Check each line below for the word "JSON", and copy those that have it.
====== Exercise input ======
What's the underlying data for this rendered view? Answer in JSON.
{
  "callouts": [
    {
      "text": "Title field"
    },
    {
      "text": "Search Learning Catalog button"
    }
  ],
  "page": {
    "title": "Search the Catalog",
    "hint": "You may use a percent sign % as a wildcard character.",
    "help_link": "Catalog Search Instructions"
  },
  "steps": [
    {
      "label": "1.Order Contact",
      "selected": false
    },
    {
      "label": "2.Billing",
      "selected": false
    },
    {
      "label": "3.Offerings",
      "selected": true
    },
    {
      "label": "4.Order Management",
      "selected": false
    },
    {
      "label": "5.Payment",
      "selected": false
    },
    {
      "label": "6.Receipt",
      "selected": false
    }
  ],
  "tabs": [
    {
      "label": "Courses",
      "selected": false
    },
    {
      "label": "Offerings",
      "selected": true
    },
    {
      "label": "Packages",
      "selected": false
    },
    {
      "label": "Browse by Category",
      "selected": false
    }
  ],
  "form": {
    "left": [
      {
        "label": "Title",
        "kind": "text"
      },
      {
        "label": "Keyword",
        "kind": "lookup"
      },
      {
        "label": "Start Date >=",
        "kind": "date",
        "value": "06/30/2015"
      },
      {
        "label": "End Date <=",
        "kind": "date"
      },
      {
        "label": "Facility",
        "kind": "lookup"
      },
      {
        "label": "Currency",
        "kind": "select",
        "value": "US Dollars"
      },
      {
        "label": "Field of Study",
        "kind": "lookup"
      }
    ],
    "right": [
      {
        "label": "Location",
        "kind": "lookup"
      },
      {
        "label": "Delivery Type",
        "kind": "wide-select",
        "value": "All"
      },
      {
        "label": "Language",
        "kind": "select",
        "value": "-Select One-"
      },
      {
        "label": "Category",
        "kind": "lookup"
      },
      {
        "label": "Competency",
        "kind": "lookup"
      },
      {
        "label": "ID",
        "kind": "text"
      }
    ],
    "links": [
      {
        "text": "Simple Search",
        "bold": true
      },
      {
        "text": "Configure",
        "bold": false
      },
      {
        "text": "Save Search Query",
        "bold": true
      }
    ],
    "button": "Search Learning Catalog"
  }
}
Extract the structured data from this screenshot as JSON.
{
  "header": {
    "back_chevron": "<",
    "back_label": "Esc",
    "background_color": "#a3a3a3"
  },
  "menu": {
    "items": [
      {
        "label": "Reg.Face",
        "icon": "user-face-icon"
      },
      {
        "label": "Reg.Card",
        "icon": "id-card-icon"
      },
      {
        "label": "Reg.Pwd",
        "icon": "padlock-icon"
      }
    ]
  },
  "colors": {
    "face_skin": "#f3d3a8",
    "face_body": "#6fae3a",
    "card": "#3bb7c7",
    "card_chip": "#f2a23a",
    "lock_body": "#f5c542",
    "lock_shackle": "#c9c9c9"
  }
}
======
## The answer
What's the underlying data for this rendered view? Answer in JSON.
Extract the structured data from this screenshot as JSON.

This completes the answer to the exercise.